Russian President Vladimir Putin bears responsibility for possible war crimes involving civilians being targeted in Syria, Human Rights Watch said Thursday in an in-depth report calling for sanctions on “those responsible”.
From April 2019 to March 2020, Russian and Syrian government forces engaged in a deliberate and systematic strategy of illegally targeting civilian infrastructure in Idlib that may also amount to crimes against humanity, HRW said in the 167-page publication.
The advocacy group documented dozens of strikes on hospitals, schools and markets during the 11-month military offensive to recapture the rebel-held province, which ended in a ceasefire in March after at least 1,700 civilians were killed.
“The attacks seriously impaired the rights to health, education, food, water, and shelter, triggering mass displacement,” the New York-headquartered group wrote.
“The nature and scale of the airstrikes and ground attacks on civilians committed by the Syrian-Russian alliance during the Idlib offensive in 2019-2020 may amount to crimes against humanity,” the report said.
Attacking civilians is a war crime when it is done deliberately or recklessly. When conducted in a widespread or systematic manner, such attacks may amount to crimes against humanity.
Russia denies targeting civilians, saying it only strikes “terrorist targets” in Idlib.
Syrian President Bashar al-Assad and Mr Putin are both potentially criminally liable for war crimes as the respective commanders-in-chief of the Syrian and Russian armed forces, HRW said.
The report names eight other senior Syrian and Russian civilian and military officials who may also be culpable under the doctrine of command responsibility, which holds leaders accountable if they knew or should have known about violations and failed to take action to stop them or punish those responsible.
“Governments should consider unilateral targeted sanctions against those senior officials and commanders credibly implicated in abuses,” HRW said, noting that Russia’s veto at the UN Security Council prevented referrals to the International Criminal Court.
While previous reports have accused Russian and Syrian government forces of targeting civilians, HRW is the first to explicitly argue for command responsibility for the Russian leader.
“This report lays out how intimately involved the Russian military is in Syria's military operations in Idlib, and that goes all the way up to the Russian commander-in-chief, Vladimir Putin,” said report author and senior HRW researcher Belkis Wille.

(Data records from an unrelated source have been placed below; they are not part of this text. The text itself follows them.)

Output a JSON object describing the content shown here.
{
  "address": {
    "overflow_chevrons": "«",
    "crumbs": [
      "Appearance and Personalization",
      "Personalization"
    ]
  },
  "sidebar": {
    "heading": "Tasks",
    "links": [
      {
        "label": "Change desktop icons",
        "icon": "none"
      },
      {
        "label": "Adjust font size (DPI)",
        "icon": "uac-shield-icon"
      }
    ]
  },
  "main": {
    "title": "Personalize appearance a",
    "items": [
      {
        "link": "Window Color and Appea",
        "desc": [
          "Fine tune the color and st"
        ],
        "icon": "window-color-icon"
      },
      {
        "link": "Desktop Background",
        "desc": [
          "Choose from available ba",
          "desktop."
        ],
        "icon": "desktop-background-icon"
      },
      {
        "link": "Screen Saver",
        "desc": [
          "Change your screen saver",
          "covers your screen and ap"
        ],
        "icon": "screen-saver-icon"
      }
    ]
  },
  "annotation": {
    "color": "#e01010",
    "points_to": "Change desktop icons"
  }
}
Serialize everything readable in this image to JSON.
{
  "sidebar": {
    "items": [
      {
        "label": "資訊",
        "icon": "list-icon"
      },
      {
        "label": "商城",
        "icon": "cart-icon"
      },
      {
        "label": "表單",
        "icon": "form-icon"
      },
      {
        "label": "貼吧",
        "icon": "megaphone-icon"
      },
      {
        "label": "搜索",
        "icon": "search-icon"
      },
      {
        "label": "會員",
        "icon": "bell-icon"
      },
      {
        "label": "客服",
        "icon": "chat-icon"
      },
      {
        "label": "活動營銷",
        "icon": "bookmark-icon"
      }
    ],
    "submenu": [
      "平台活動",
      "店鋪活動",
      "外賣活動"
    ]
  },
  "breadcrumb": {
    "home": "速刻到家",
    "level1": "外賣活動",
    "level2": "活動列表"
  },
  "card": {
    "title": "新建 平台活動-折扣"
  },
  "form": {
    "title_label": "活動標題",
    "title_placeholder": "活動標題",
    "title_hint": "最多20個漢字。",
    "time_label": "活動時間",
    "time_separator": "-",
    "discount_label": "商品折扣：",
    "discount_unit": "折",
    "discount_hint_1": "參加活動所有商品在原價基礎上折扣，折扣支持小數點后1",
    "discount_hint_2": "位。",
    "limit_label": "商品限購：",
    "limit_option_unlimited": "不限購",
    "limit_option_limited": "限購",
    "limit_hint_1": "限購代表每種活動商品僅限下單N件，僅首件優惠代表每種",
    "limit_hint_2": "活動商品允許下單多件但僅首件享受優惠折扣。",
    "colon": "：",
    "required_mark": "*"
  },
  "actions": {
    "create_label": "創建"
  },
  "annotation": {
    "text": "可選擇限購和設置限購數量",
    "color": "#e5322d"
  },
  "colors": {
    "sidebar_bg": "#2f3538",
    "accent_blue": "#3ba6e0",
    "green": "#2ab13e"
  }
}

Russia and Syrian military strategy appeared to target civilian infrastructure in order to force the displacement of populations, so that the Syrian army could “simply walk into an area and retake it without there being anyone left there,” Ms Wille said.
In March, the Independent International Commission of Inquiry on Syria published a report implicating Russia in unlawful attacks on civilian infrastructure, saying they likely amounted to war crimes, including that of forcible transfer.
The Commission of Inquiry was established in 2011 by the UN Human Rights Council, a body at which Russia failed to win a seat in 2016, partly due to outrage over the bombing of civilian areas in Syria.
On Tuesday, Russia won an uncontested seat on the council for the next three years.
“Had there been a competitive slate, perhaps Russia would have met with an unpleasant outcome,” said Ms Wille, noting that Saudi Arabia’s bid to win a place on the 47-seat body failed amid concerns over its own human rights record.
Since war broke out in 2011, fighting in Syria has killed over 400,000 people.
After losing control over much of the country early on in the war, President Assad has since regained the upper hand with Russian and Iranian support.
Idlib is the last major rebel bastion and is now home to some three million people, many of whom were displaced by fighting elsewhere in the country.
The UN estimates that nearly 1.4 million people were displaced during the Idlib offensive and that over 300 towns and villages were depopulated as a result of attacks by Russian and Syrian government forces.
Since March the ceasefire has mostly held, though Mr Assad has vowed to recapture the whole country.